Last week, the gym was slow again. Though my fitness center attendance has been sporadic at best over the last few months, I have had a membership long enough to know that the three day weekend in the middle of January is often when the New Year’s Resolutioners all but fizzle out. Then, the people who are there at 5:00 am M-F can go back to their routine.
A mere 22 days into the 365 that everyone promised was going to be their best year ever, how are your writing goals coming? Did you decide that trying was too hard, that you got caught up in the January enthusiasm and made a commitment that you really didn’t mean to? Maybe snow days, sick kids (or self), cold weather or winter blues have led you to believe that one more week of doing things as you’ve always done won’t really make that much difference, that you were pretty productive last year, and it turned out alright.
I’m convinced that the greatest plague of our society is apathy. Apathy for what we can be, for what we can achieve, for the places we can go. We celebrate the accomplishments of graduates and start-ups and people who finish something hard, but in the back of our minds, we admit that they will probably not do what they wanted. It’s hard, after all, and hard is hard. It’s easy to binge-watch Netflix. It’s easy to get caught in the habit of busyness at the cost of productivity. It’s easy to put things off because we don’t know how to make it perfect, and if it isn’t perfect, well, then people will know that we aren’t perfect and man, that would be EMBARRASSING.
So instead of just writing the book, we go back and go back. Instead of sending our work off for critique, we revise and revise and revise, not knowing whether we are making it better or worse, but that’s okay because at least we aren’t embarrassed about what we don’t know. We keep studying plot points and character development and ways to convey setting and the just right emotional cues and and and
We tell ourselves it’s too hard, that we don’t have a right to be exceptional, that the kinds of things that happen to other people could never happen to us. After all, we were born in (insert stereotypical location here) and people from (location) don’t ever (insert goal, dream, ambition).

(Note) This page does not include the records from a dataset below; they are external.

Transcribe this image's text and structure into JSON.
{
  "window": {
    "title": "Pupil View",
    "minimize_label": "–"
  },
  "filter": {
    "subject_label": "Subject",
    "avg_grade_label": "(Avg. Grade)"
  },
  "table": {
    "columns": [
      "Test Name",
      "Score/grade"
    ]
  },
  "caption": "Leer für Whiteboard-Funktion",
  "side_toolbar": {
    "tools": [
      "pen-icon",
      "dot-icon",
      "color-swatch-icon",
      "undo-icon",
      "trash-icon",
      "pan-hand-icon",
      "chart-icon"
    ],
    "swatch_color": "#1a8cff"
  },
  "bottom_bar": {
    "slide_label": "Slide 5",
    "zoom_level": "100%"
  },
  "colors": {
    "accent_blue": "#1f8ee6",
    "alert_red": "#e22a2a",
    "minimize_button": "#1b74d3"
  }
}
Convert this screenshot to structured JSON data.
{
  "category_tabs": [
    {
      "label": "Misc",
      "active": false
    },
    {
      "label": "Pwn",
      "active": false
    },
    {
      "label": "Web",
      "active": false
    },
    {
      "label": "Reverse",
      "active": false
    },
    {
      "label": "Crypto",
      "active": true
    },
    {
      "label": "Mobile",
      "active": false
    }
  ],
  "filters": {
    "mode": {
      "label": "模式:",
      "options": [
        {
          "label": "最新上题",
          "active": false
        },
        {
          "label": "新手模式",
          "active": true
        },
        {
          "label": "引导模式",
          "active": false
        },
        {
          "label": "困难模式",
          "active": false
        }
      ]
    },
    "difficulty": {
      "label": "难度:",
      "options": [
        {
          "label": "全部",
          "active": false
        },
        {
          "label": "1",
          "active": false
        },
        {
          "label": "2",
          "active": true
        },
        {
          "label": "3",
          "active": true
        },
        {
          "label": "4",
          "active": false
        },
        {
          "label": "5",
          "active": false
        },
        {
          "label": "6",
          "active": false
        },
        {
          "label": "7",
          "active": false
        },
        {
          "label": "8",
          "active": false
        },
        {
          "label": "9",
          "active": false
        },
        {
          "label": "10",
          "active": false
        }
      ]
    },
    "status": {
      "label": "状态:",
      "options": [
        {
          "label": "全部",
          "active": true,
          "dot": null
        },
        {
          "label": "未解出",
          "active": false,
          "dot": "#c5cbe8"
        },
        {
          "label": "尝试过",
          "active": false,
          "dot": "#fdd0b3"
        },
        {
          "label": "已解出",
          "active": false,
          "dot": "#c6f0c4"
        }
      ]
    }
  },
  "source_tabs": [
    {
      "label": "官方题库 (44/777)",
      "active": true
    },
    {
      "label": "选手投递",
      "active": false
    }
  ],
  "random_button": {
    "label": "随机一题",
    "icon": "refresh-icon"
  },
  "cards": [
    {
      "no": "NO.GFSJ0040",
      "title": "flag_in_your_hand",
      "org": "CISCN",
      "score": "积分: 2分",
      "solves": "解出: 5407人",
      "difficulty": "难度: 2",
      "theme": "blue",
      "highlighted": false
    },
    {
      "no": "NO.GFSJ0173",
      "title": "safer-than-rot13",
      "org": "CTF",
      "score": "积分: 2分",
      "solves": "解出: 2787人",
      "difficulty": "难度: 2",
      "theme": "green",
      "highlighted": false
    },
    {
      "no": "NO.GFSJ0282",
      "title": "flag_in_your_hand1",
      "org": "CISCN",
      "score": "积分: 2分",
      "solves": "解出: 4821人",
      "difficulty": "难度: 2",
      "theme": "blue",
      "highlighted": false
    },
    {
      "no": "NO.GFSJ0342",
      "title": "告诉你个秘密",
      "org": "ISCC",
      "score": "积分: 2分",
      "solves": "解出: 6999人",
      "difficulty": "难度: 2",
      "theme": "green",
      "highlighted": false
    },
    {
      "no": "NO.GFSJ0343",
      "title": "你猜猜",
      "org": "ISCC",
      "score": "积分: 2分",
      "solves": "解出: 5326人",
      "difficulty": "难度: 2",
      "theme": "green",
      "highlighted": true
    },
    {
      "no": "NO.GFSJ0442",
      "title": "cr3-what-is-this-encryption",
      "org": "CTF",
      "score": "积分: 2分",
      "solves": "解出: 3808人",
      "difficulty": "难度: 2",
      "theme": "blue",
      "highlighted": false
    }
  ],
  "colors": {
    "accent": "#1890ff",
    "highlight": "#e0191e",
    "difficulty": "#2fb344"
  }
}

There was that one who…
Everyone remembers when…
Of course, we can’t forget…
Our books, our creative work, our passion sits in us, fermenting because of prolonged preservation. And now something DOES start to stink and now we really are embarrassed so we toss it, never knowing if it was good or bad or anything and we are left with nothing but nodding and smiling and saying we are still “working on it.”
And when December 31st rolls around again, we make a resolution that next year will be our year, that we will really write that book, that we will really get our agent, that we will really hit publish.
Yes, there are people at the gym who are ridiculously healthy. Yes, there are people who have muscle definition that I didn’t even know was possible. Yes, it can be frustrating to be the person trudging along on a treadmill at something that is a hybrid between walking and jogging when the numbers next to you indicate six or seven or eight miles per hour.
Yes, there are people who have had incredible publishing luck. Yes, there are people who release best seller after best seller after best seller, who seem to make meager words on a page emerge like actual gold. Yes, there are people who release two, three, four books a year and it takes you months and months and months just to write one.
But here’s what I know. I’ve never met an “EXCEPT” who didn’t work. Hard. I’ve never met a success that simply manifested itself before me. I’ve never had a victory that wasn’t super balanced with defeat, discouragement and disappointment.
And when that victory was finally achieved, there was never a time when I said I wished it had come some other way.
Find the writing goals you made for this year. Read them OUT LOUD to yourself. Imagine what it will look like, feel like, when you achieve that. Then get to work.
Because there is no reason you can’t be the most exceptional person in your own life.
Tasha Seegmiller is a mom to three kids and high school English teacher in Southern Utah. She writes contemporary women’s fiction. Her loves include Diet Coke, owls, chocolate and cinnamon bears. She is the managing editor for the Thinking Through Our Fingers blog as well as the Women’s Fiction Writers Association quarterly magazine, where she also serves as a board member.